- **PROBLEM DETAILS**: Where a line below holds the string "meta", that line goes into the answer.

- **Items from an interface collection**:
>>>

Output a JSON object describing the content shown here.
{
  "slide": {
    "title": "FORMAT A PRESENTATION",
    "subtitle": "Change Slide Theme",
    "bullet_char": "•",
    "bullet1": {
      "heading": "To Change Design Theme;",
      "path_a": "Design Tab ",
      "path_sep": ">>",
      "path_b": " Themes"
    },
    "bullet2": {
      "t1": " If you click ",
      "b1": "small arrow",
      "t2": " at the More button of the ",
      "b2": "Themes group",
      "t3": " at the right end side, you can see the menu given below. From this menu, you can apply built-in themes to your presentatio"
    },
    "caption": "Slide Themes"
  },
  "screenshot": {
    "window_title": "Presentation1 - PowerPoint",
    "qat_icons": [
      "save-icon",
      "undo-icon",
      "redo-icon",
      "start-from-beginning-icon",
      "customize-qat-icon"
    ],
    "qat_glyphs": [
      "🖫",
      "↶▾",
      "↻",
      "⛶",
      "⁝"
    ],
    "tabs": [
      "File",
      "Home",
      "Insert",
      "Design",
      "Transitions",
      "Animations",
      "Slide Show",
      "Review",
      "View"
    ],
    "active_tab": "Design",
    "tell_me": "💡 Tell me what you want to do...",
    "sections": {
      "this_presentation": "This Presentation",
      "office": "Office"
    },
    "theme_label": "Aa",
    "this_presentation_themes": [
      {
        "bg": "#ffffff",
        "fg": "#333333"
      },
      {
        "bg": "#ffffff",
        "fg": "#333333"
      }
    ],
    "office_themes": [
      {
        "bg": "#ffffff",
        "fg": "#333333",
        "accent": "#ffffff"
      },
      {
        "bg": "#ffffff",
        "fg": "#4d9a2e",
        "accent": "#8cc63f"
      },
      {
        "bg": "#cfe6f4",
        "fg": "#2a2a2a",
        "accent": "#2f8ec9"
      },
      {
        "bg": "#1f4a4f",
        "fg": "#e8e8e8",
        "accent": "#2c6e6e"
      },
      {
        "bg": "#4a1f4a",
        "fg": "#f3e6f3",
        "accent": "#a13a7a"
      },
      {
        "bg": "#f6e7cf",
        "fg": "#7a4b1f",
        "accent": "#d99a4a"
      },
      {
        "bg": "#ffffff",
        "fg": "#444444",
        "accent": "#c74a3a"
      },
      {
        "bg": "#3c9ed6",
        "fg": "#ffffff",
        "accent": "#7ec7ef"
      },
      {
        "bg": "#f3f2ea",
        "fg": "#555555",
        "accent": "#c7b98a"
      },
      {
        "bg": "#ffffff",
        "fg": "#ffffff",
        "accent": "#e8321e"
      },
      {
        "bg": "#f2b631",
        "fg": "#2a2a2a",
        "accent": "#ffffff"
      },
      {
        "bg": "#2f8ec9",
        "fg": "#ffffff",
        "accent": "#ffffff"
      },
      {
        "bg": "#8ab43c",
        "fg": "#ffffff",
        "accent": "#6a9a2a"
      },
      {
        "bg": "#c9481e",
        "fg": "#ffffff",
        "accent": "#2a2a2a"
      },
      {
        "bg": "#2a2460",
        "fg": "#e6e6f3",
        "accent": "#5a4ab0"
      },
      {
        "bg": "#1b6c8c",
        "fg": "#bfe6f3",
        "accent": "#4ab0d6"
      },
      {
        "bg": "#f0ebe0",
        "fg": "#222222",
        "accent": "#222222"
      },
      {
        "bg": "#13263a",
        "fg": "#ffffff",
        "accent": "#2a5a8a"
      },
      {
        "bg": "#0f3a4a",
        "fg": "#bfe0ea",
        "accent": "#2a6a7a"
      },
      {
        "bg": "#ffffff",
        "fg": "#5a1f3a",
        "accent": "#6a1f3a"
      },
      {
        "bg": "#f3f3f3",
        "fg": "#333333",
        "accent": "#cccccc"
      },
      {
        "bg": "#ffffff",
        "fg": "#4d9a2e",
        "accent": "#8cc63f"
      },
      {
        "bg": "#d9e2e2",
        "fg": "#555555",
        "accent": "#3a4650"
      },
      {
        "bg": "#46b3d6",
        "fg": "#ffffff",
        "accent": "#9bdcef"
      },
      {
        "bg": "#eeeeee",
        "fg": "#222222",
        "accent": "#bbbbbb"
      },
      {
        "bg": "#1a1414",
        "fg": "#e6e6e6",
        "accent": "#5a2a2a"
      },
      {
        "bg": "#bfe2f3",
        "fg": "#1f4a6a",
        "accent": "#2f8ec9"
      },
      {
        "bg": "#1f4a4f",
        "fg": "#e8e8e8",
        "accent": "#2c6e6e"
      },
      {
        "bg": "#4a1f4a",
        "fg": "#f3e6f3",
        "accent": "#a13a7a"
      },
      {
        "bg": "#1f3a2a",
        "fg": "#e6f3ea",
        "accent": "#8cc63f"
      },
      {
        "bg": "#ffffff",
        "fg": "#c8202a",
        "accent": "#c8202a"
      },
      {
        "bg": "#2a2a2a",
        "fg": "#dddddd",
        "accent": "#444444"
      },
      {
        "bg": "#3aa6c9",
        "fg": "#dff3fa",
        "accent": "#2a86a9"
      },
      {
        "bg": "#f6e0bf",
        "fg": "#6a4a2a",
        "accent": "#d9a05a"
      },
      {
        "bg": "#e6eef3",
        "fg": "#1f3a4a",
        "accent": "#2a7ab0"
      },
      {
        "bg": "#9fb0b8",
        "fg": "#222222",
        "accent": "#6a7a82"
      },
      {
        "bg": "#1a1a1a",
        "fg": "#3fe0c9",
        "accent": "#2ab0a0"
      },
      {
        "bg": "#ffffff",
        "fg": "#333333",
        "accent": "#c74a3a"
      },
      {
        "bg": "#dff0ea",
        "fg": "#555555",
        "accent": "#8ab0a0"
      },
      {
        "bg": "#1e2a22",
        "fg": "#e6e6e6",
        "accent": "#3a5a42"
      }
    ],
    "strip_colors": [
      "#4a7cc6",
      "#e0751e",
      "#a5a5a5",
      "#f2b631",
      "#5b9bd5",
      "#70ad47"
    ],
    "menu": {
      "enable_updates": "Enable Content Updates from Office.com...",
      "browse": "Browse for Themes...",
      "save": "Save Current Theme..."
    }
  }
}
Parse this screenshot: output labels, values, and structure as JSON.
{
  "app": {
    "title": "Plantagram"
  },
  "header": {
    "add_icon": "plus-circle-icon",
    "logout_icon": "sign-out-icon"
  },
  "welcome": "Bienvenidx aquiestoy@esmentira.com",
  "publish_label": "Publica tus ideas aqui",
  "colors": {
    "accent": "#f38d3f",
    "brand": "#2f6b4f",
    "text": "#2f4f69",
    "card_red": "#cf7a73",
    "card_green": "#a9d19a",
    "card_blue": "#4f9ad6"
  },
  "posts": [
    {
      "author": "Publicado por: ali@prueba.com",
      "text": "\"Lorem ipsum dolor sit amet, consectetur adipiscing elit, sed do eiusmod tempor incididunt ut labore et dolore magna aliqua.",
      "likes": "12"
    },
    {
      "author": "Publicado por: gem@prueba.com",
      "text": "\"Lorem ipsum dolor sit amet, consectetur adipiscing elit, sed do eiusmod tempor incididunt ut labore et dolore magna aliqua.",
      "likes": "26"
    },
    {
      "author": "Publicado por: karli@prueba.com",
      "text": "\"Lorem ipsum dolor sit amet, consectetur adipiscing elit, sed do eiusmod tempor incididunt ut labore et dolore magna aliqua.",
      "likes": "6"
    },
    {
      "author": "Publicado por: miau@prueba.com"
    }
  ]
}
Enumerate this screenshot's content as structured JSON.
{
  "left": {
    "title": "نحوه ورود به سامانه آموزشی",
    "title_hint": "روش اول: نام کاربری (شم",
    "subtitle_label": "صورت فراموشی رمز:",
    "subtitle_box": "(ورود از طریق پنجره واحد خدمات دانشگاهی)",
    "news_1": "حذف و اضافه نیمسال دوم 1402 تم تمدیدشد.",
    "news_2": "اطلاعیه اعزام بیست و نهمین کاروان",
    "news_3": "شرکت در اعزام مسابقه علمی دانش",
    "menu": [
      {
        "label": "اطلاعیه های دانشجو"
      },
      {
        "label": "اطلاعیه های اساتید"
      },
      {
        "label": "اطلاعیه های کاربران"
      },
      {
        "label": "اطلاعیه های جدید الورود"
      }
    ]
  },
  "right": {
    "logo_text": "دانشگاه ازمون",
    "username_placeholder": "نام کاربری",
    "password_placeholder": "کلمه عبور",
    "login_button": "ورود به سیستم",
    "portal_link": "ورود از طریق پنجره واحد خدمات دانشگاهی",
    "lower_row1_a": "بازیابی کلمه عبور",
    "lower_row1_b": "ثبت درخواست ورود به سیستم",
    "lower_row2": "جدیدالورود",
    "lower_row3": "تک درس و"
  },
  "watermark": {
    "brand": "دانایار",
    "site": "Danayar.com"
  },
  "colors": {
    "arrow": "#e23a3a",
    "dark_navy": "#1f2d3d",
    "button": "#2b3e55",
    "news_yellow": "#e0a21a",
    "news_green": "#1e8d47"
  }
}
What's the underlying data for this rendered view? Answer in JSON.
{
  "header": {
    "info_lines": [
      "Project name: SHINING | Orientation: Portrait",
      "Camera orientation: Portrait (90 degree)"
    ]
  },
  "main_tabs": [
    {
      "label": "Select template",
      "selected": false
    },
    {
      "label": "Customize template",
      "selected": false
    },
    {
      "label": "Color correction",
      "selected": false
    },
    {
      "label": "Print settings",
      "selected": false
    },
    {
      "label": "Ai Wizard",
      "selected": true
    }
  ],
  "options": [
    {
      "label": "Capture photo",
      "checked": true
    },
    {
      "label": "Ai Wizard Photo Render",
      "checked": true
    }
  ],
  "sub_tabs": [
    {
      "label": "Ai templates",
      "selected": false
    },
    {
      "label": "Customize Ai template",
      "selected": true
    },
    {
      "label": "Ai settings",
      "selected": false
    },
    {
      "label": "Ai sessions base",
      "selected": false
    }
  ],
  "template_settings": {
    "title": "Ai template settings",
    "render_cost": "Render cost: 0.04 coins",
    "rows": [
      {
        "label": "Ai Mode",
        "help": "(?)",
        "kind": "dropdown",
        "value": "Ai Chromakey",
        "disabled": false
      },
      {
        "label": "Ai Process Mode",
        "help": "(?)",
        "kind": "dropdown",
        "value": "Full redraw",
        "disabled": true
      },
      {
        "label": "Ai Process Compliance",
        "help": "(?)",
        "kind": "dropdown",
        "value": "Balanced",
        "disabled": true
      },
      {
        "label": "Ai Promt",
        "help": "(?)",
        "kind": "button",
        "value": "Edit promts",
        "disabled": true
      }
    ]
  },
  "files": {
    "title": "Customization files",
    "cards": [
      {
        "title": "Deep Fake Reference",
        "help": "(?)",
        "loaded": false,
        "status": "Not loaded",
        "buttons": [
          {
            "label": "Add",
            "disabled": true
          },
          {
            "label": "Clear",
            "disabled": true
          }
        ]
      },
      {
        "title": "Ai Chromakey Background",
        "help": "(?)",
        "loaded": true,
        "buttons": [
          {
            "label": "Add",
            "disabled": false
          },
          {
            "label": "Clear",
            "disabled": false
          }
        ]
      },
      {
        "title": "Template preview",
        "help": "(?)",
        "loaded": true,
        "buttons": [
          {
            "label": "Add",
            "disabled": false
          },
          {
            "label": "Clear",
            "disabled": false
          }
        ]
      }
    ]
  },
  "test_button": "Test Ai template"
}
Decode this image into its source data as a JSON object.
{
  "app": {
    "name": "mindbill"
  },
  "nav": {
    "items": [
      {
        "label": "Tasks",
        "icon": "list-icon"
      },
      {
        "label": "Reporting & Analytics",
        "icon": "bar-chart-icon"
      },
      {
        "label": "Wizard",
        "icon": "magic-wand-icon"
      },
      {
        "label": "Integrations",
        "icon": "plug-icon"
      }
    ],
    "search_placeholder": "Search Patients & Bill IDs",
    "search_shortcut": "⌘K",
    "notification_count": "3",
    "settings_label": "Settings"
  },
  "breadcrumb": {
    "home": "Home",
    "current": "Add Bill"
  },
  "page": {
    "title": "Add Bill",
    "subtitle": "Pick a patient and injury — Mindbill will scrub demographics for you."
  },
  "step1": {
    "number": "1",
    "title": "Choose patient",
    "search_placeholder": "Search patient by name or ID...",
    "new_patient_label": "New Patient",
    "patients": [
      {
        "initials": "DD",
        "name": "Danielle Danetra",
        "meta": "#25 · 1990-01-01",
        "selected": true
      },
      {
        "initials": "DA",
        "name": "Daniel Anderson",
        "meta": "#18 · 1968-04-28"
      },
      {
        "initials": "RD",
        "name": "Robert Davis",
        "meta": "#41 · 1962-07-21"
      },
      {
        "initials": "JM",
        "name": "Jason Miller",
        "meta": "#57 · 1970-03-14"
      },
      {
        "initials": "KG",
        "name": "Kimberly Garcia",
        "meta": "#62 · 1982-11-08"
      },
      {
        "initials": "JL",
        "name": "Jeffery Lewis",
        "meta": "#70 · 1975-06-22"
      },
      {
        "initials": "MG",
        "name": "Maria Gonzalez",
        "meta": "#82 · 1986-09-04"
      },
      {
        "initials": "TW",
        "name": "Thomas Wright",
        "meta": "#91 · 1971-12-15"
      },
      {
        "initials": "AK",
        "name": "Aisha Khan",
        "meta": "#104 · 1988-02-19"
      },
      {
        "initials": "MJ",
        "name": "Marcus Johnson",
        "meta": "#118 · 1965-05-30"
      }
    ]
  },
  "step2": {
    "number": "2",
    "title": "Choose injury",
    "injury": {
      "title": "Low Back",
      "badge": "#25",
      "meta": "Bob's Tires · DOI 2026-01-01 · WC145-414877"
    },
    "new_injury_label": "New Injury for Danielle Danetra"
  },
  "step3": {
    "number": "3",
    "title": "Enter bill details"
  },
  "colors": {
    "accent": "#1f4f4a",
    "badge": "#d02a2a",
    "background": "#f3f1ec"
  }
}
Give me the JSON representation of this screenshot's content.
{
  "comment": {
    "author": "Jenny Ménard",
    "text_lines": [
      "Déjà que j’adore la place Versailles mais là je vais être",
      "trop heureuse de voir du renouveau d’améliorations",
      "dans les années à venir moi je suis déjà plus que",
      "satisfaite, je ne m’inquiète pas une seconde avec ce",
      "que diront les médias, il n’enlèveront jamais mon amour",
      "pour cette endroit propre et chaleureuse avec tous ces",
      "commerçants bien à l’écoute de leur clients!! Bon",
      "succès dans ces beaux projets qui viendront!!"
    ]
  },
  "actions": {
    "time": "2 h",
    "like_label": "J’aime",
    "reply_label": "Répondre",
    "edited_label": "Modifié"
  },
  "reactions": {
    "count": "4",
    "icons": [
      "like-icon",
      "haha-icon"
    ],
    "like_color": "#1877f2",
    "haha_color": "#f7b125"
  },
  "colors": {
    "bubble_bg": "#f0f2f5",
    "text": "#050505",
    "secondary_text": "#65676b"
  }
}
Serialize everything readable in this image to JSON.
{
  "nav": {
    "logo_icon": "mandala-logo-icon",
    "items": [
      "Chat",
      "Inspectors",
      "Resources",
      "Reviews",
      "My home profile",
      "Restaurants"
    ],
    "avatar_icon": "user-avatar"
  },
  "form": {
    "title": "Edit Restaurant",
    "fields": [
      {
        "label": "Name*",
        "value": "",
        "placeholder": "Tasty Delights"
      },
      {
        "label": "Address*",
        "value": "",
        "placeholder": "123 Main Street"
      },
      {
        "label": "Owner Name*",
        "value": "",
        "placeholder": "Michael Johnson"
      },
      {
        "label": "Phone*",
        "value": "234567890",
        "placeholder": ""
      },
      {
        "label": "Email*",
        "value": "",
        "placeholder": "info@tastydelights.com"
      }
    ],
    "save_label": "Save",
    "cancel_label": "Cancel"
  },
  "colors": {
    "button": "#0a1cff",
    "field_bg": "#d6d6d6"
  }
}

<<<

- **SOLUTION TO THIS TASK**:
        "meta": "#25 · 1990-01-01",
        "meta": "#18 · 1968-04-28"
        "meta": "#41 · 1962-07-21"
        "meta": "#57 · 1970-03-14"
        "meta": "#62 · 1982-11-08"
        "meta": "#70 · 1975-06-22"
        "meta": "#82 · 1986-09-04"
        "meta": "#91 · 1971-12-15"
        "meta": "#104 · 1988-02-19"
        "meta": "#118 · 1965-05-30"
      "meta": "Bob's Tires · DOI 2026-01-01 · WC145-414877"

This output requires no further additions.